(EXERCISE MATERIAL):
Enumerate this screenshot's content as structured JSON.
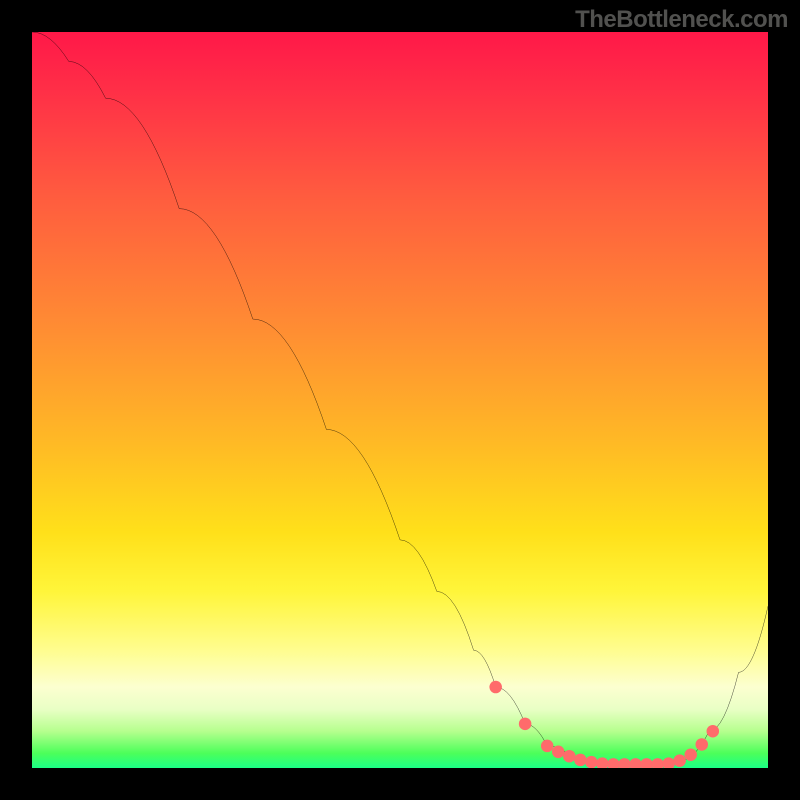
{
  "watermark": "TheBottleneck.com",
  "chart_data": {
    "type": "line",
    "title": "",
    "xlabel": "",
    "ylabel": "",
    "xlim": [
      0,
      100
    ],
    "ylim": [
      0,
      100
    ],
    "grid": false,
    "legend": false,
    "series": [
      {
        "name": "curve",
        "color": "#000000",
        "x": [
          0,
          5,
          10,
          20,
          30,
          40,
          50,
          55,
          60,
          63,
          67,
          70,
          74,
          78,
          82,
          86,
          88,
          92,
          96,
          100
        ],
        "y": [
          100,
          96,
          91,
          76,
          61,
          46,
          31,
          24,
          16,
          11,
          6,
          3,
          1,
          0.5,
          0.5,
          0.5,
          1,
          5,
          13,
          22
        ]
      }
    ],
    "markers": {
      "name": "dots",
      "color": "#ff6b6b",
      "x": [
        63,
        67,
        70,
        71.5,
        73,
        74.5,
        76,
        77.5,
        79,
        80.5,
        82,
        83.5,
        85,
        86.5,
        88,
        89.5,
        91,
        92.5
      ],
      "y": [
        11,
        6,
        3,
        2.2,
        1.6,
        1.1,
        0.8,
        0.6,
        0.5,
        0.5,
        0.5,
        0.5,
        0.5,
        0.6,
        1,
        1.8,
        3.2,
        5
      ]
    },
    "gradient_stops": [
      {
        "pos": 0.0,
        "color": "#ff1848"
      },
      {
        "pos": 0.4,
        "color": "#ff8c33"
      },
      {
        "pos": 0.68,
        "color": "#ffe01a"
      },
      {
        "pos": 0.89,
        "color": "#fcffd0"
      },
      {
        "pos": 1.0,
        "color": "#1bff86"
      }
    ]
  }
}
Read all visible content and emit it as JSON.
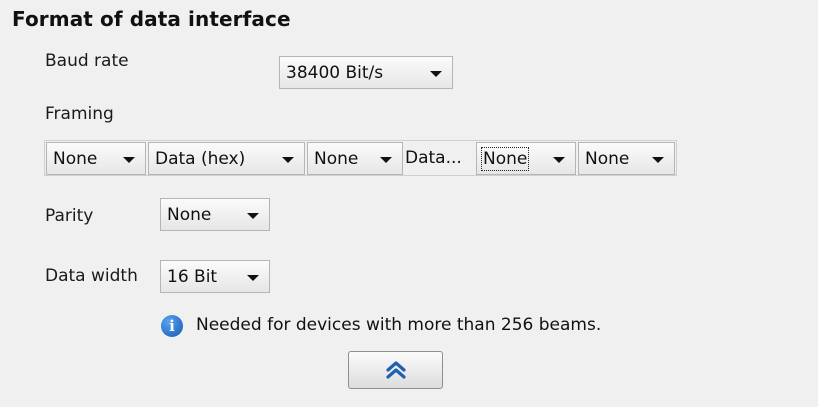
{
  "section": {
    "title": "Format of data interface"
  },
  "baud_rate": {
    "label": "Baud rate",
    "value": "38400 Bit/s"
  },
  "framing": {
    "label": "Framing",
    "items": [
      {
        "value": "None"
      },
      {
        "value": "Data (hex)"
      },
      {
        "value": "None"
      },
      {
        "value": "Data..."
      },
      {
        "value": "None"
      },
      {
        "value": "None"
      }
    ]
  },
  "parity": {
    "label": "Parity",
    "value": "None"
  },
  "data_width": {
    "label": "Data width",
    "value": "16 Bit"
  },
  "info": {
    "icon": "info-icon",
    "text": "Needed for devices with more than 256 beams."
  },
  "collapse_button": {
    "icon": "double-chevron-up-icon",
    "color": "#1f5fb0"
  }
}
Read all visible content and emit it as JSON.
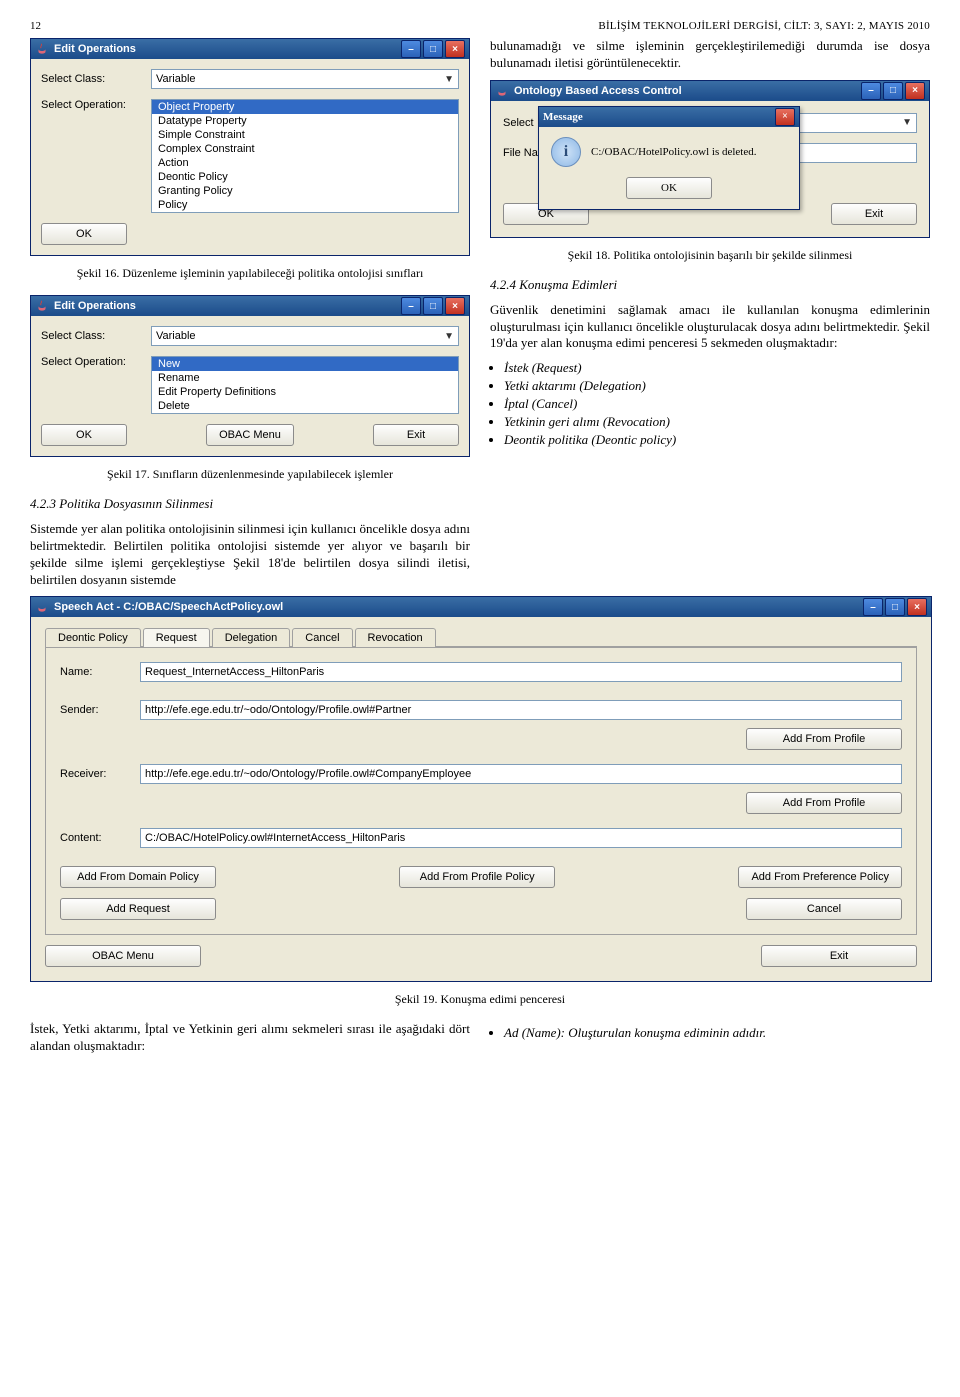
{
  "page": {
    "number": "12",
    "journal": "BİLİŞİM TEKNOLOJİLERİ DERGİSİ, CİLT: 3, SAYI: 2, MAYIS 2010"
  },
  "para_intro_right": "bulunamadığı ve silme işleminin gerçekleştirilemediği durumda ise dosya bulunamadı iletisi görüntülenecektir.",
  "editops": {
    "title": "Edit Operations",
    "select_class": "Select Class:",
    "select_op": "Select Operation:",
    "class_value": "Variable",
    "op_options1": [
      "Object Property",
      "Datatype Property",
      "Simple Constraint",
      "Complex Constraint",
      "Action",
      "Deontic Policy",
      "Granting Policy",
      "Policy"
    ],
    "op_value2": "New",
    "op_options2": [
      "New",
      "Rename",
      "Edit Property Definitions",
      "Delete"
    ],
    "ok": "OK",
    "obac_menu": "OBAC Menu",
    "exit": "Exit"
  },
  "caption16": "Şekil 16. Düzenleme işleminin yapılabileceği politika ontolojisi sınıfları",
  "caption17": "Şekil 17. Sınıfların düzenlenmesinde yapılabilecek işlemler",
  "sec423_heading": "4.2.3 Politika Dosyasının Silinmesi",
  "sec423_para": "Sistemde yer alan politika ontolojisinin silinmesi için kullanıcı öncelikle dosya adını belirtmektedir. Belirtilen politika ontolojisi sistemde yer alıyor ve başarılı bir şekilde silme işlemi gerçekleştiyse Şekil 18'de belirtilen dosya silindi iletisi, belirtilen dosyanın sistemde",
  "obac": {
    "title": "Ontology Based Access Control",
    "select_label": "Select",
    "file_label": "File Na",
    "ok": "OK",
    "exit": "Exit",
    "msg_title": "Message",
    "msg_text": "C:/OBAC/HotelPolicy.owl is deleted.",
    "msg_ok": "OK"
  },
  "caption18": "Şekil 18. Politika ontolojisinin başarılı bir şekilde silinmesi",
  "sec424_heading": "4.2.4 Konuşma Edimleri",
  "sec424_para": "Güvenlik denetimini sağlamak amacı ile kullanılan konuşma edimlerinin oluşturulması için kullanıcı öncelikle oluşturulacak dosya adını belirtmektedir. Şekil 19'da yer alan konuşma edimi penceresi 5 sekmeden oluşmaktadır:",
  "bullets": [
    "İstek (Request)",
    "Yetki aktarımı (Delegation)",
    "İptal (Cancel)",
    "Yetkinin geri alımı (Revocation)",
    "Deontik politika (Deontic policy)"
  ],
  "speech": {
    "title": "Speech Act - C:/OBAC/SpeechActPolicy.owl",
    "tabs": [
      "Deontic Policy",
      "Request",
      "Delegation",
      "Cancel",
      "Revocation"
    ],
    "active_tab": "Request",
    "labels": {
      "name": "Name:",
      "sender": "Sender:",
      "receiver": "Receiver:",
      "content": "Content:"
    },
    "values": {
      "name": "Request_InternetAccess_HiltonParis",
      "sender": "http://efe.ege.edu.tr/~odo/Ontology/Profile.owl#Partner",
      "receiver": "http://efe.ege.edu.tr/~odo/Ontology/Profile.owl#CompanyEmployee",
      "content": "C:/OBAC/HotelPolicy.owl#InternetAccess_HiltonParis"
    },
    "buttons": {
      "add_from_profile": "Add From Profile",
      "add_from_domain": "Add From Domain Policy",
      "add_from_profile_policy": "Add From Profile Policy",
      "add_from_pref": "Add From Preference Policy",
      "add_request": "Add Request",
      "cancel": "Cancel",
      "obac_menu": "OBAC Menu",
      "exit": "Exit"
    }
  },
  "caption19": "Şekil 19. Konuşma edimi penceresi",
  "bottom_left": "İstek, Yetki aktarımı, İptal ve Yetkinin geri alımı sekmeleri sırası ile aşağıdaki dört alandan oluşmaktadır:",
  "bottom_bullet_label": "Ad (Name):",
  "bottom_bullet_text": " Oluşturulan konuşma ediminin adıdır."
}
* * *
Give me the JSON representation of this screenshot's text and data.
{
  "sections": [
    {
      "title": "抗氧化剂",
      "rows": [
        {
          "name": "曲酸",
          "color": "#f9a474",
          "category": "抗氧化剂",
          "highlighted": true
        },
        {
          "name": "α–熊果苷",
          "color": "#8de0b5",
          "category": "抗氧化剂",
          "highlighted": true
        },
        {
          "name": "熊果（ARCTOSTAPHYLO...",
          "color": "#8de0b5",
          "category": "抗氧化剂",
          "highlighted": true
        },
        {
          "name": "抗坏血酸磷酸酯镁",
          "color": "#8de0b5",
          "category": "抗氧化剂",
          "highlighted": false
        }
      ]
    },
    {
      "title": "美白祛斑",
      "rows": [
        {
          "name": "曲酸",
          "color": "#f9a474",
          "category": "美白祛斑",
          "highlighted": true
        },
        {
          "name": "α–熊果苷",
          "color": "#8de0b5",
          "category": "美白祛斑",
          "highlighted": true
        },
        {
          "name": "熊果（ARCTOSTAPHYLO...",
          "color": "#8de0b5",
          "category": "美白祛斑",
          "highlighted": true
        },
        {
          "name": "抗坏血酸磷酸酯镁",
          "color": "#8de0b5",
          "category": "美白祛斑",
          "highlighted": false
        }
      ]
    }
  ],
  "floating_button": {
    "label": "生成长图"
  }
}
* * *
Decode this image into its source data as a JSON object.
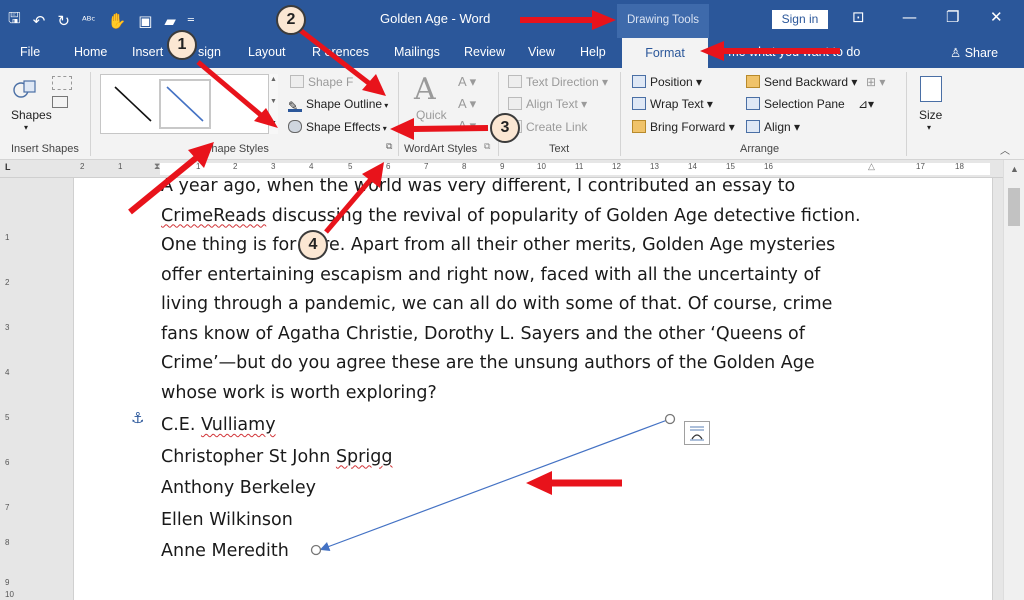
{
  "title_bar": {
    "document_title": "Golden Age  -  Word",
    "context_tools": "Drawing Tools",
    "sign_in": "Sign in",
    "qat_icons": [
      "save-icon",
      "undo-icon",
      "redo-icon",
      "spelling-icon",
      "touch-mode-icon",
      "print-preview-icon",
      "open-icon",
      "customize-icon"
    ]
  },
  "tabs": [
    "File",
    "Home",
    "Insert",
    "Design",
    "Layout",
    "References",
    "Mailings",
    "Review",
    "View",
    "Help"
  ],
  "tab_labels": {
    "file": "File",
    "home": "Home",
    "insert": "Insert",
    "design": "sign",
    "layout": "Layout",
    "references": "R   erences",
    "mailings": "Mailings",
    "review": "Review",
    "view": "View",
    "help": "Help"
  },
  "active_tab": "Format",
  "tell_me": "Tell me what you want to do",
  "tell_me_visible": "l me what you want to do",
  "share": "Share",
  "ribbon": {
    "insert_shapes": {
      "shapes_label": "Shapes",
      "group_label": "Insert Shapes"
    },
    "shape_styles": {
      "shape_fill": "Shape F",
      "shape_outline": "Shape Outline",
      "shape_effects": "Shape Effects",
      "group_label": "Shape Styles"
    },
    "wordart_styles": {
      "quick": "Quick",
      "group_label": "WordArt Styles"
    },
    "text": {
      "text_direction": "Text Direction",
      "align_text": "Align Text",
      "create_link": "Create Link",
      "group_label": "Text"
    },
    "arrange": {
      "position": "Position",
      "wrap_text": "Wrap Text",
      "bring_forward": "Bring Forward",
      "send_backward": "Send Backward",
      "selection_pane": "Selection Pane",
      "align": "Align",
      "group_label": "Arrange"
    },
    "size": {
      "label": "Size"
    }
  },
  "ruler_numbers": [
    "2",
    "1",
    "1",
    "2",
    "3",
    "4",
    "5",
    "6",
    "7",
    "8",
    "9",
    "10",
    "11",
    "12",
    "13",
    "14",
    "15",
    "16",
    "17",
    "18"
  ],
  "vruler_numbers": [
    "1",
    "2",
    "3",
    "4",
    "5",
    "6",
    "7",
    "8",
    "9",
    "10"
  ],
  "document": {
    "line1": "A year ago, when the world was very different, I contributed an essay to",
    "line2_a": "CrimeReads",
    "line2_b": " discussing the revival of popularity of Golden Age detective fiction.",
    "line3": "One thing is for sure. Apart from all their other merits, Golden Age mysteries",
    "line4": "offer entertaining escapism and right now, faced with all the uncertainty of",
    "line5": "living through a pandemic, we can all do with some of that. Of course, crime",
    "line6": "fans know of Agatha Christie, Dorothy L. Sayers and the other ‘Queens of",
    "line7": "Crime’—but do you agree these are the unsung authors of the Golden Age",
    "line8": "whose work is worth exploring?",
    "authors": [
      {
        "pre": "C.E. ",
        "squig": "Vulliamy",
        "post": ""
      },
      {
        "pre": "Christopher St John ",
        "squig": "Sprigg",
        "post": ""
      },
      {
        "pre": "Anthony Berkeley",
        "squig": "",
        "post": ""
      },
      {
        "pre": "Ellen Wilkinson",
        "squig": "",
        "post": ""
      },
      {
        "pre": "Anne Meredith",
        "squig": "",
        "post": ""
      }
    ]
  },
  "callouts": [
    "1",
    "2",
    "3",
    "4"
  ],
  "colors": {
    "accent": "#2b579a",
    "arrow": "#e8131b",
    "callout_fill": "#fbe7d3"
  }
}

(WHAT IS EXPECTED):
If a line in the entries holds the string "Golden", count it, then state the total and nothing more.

(EXERCISE RESULT):
4